The creche, the liturgies and the seasonal songs all help the faithful relive today the birth of Christ the savior, he said.
However, especially in Europe, he said, Christmas is being stripped of its true nature “in the name of a false respect for those who are not Christian.” But, often the true motive behind eliminating any reference to the birth of Christ is a desire to “marginalize faith.”
Just as God gave the world his son — born at night to a poor girl in a stable in Bethlehem — he still sends Christ into a world that is enveloped by darkness and slumbers, the pope said.
“And still today we witness the fact that often humanity prefers darkness because people know that light reveals all those actions and thoughts that would shame and prick one’s conscience,” he said. “So, people prefer to stay in the dark and not disturb their erring ways.”
Instead, people are called to be like the shepherds, seeking out that true guiding light, who appears first to those who are marginalized and poor, he said.
“Jesus establishes a friendship with the lowly and despised,” the pope said; he offers hope and encouragement for building a better world, where “there are no longer any people who are turned away, mistreated and destitute.”
“God opened for us the way to a new life, built not on selfishness, but upon love,” he said.
In that context, he said, exchanging gifts on Christmas is a sign of accepting God’s example and teaching: to freely give oneself, one’s love and tenderness to others.
“The true gift for us is Jesus and, like him, we want to be a gift for others,” especially for those who have never experienced any love, care and tenderness in their lives, he said.
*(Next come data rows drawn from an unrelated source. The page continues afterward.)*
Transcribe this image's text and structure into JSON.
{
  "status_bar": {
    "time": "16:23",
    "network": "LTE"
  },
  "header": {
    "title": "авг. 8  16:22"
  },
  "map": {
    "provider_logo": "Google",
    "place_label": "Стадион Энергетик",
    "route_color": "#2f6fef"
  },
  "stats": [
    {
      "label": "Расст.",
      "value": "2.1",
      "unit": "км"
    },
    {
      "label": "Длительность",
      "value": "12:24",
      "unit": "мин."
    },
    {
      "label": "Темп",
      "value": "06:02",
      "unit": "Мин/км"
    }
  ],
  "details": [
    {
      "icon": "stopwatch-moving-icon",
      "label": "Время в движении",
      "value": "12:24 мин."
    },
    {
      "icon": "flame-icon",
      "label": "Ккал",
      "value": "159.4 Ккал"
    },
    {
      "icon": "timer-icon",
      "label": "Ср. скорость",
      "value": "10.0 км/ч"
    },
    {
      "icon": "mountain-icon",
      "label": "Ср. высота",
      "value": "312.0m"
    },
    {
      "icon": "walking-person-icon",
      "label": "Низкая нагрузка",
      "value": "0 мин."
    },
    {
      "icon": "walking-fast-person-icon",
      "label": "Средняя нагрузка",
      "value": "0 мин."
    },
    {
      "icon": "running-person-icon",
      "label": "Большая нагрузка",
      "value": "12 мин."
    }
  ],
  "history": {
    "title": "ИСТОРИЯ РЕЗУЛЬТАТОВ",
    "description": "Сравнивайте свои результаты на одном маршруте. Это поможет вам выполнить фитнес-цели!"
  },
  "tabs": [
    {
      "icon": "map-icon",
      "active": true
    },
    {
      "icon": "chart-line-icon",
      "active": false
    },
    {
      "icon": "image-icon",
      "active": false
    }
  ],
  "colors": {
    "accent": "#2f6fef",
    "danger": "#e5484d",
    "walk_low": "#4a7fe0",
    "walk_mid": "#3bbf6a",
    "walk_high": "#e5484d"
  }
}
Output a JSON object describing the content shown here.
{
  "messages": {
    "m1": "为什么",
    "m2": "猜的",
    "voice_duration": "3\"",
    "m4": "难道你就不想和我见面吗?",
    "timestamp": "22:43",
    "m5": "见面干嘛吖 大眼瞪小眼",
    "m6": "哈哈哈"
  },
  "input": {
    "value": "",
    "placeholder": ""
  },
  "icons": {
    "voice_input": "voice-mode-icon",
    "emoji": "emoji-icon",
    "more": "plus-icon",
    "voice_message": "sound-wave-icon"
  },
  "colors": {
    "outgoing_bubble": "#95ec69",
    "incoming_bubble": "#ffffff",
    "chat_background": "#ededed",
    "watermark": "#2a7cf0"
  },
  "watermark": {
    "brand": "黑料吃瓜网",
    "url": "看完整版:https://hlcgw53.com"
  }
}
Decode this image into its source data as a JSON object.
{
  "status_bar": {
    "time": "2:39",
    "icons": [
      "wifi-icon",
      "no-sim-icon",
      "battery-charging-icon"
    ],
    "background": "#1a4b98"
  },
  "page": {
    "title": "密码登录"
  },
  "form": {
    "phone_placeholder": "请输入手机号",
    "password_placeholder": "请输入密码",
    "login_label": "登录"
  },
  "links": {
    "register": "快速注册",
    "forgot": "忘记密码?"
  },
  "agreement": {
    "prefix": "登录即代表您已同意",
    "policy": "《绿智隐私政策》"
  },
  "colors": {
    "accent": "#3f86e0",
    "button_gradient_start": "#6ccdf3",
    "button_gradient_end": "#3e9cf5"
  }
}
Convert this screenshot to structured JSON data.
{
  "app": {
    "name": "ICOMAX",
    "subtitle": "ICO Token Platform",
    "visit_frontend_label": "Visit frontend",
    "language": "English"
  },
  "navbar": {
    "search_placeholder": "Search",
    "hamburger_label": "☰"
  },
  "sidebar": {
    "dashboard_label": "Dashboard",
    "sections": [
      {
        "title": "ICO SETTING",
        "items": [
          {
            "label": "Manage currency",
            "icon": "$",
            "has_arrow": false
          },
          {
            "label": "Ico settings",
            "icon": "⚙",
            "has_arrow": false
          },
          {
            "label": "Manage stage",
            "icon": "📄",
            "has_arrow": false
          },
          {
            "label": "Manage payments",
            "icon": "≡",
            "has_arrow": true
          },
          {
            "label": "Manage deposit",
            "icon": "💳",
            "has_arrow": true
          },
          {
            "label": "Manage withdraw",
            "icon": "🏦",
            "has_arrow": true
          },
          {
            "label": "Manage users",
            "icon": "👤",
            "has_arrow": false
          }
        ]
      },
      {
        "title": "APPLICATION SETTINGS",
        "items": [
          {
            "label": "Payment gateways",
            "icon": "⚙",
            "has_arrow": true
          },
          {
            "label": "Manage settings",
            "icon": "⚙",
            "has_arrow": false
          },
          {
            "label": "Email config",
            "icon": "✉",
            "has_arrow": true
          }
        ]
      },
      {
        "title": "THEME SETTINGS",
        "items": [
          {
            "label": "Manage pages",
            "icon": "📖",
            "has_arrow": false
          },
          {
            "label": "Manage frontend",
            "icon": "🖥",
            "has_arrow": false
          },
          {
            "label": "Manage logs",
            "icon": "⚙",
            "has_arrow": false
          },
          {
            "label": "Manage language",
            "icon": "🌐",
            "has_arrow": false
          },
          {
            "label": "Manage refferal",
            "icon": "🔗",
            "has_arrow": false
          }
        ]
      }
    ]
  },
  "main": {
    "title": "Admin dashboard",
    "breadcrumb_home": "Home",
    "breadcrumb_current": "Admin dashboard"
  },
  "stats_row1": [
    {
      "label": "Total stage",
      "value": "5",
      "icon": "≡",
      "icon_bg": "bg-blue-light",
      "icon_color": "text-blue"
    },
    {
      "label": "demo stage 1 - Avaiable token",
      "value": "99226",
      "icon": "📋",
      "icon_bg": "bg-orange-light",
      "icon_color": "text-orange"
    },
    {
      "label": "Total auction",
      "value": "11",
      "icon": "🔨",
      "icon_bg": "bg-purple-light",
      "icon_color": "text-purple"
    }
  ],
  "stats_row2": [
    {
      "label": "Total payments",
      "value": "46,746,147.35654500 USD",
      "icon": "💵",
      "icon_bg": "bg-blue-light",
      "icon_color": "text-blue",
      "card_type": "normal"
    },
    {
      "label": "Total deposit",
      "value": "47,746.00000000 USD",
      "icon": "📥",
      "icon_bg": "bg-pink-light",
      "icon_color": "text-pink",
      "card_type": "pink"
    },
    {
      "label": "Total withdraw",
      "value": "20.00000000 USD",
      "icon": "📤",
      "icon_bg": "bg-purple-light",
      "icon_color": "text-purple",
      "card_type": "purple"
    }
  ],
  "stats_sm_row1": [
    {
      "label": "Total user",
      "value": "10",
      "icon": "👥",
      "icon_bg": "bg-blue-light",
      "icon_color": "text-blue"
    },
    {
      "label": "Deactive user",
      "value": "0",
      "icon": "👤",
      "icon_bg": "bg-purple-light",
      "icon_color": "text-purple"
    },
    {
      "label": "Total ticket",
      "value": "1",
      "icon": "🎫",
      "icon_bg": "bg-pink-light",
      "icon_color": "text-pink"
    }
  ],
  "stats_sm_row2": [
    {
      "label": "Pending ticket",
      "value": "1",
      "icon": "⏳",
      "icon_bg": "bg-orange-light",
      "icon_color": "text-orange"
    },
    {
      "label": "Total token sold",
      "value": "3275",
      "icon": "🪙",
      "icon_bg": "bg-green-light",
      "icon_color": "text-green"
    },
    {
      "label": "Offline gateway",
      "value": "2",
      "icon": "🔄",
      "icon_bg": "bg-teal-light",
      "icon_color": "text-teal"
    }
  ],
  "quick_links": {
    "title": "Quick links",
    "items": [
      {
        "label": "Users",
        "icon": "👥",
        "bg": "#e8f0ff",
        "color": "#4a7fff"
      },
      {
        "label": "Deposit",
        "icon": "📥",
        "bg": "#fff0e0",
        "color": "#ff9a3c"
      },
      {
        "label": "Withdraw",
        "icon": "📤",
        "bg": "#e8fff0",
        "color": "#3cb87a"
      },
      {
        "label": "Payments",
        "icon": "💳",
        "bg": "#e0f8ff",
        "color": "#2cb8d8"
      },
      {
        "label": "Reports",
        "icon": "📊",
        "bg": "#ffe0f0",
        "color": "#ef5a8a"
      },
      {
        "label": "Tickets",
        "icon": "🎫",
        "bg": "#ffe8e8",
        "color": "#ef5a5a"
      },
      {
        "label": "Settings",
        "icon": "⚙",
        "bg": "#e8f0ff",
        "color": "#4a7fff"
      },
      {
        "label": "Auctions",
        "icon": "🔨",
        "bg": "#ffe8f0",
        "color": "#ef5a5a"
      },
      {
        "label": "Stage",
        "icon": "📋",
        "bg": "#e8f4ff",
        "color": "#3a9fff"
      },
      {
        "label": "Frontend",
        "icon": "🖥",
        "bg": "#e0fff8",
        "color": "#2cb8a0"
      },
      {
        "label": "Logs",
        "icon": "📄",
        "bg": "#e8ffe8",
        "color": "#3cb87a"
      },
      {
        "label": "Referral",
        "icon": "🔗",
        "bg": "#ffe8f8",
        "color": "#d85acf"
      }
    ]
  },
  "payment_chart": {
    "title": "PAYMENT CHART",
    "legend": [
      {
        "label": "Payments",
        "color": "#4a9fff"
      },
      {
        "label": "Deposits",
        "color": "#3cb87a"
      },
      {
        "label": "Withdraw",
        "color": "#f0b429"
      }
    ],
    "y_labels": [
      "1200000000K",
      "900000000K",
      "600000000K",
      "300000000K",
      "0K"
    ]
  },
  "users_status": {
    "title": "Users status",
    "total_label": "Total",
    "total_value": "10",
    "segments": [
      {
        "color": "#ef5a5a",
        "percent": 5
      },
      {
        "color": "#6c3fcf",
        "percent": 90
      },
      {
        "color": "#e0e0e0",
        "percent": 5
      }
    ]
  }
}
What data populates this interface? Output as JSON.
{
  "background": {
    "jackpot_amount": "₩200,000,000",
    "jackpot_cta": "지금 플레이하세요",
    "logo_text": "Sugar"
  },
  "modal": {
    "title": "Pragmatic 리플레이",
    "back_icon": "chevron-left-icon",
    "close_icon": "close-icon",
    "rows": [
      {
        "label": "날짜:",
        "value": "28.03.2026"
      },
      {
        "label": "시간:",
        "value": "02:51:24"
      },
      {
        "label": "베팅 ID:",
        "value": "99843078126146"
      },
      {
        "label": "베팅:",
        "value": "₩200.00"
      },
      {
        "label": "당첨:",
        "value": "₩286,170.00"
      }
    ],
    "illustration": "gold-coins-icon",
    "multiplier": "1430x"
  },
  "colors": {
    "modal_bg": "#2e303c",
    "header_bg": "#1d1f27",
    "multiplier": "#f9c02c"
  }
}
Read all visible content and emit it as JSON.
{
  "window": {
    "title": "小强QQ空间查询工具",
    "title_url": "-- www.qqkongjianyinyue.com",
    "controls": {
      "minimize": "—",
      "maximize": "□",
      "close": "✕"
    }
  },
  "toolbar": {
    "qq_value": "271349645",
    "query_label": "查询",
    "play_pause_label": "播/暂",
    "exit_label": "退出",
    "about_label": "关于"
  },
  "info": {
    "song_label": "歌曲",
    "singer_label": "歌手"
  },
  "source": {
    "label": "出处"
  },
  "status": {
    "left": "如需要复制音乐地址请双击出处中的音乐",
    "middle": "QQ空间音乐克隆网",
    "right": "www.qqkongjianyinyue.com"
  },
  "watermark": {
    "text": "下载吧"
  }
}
The Christmas season “encourages us” to do this for others, he added.
At the end of the audience, members of Italy’s Golden Circus performed for the pope. After two giant costumed polar bears did a little dance, female acrobats dressed in green, dragon-print leotards balanced high atop one another before a male troupe in fake leopard skins leapt into more gravity-defying poses. A muscular “strong man” bent a piece of metal and gave it to the pope, who thanked him for the present.
He thanked the performers for the show, saying the circus — just like all real art — “always brings us closer to God. You, with your work, with your skill, bring people to God. Thank you for what you do.”